-- DATA SHOWN follows --
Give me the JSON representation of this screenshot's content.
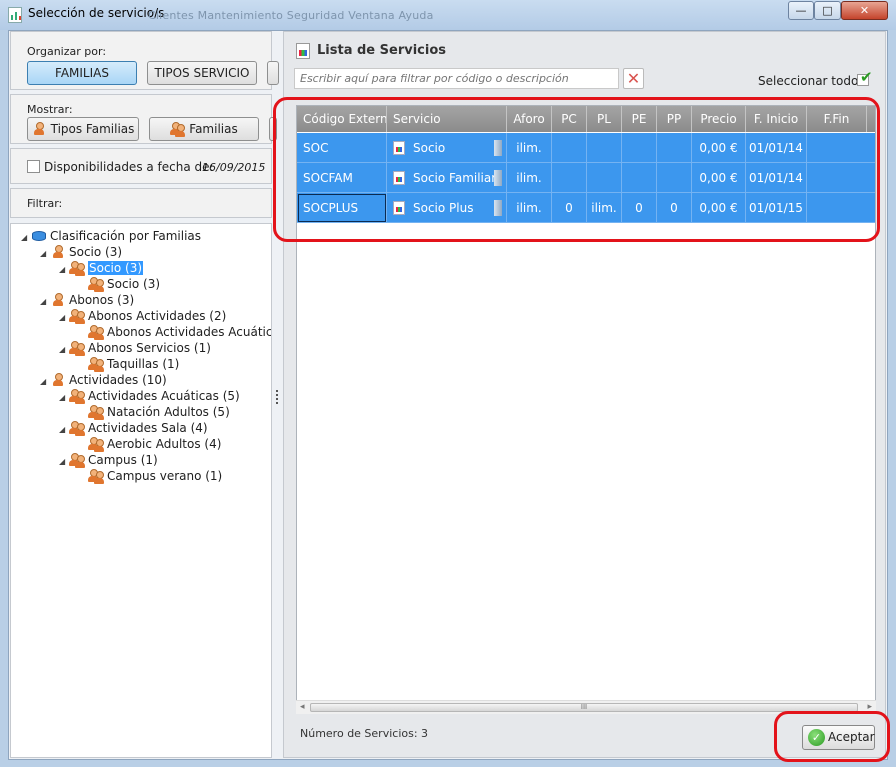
{
  "window": {
    "title": "Selección de servicio/s",
    "ghost_menu": "Clientes    Mantenimiento    Seguridad    Ventana    Ayuda",
    "minimize": "—",
    "maximize": "□",
    "close": "✕"
  },
  "left": {
    "organize_label": "Organizar por:",
    "organize_buttons": [
      "FAMILIAS",
      "TIPOS SERVICIO"
    ],
    "show_label": "Mostrar:",
    "show_buttons": [
      "Tipos Familias",
      "Familias"
    ],
    "availability_label": "Disponibilidades a fecha de:",
    "availability_date": "16/09/2015",
    "filter_label": "Filtrar:",
    "tree": [
      {
        "label": "Clasificación por Familias",
        "level": 0
      },
      {
        "label": "Socio (3)",
        "level": 1
      },
      {
        "label": "Socio (3)",
        "level": 2,
        "selected": true
      },
      {
        "label": "Socio (3)",
        "level": 3
      },
      {
        "label": "Abonos (3)",
        "level": 1
      },
      {
        "label": "Abonos Actividades (2)",
        "level": 2
      },
      {
        "label": "Abonos Actividades Acuáticas",
        "level": 3
      },
      {
        "label": "Abonos Servicios (1)",
        "level": 2
      },
      {
        "label": "Taquillas (1)",
        "level": 3
      },
      {
        "label": "Actividades (10)",
        "level": 1
      },
      {
        "label": "Actividades Acuáticas (5)",
        "level": 2
      },
      {
        "label": "Natación Adultos (5)",
        "level": 3
      },
      {
        "label": "Actividades Sala (4)",
        "level": 2
      },
      {
        "label": "Aerobic Adultos (4)",
        "level": 3
      },
      {
        "label": "Campus (1)",
        "level": 2
      },
      {
        "label": "Campus verano (1)",
        "level": 3
      }
    ]
  },
  "right": {
    "title": "Lista de Servicios",
    "filter_placeholder": "Escribir aquí para filtrar por código o descripción",
    "select_all": "Seleccionar todos",
    "columns": [
      "Código Externo",
      "Servicio",
      "Aforo",
      "PC",
      "PL",
      "PE",
      "PP",
      "Precio",
      "F. Inicio",
      "F.Fin"
    ],
    "rows": [
      [
        "SOC",
        "Socio",
        "ilim.",
        "",
        "",
        "",
        "",
        "0,00 €",
        "01/01/14",
        ""
      ],
      [
        "SOCFAM",
        "Socio Familiar",
        "ilim.",
        "",
        "",
        "",
        "",
        "0,00 €",
        "01/01/14",
        ""
      ],
      [
        "SOCPLUS",
        "Socio Plus",
        "ilim.",
        "0",
        "ilim.",
        "0",
        "0",
        "0,00 €",
        "01/01/15",
        ""
      ]
    ],
    "scroll_left": "◂",
    "scroll_right": "▸",
    "scroll_grip": "III",
    "count_label": "Número de Servicios: 3",
    "accept": "Aceptar"
  },
  "colors": {
    "selection": "#3c97ee",
    "header": "#999999",
    "highlight": "#e3131a"
  }
}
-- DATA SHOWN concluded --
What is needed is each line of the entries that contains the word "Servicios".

## EXPECTED ANSWER
        "label": "Abonos Servicios (1)",
    "title": "Lista de Servicios",
    "count_label": "Número de Servicios: 3",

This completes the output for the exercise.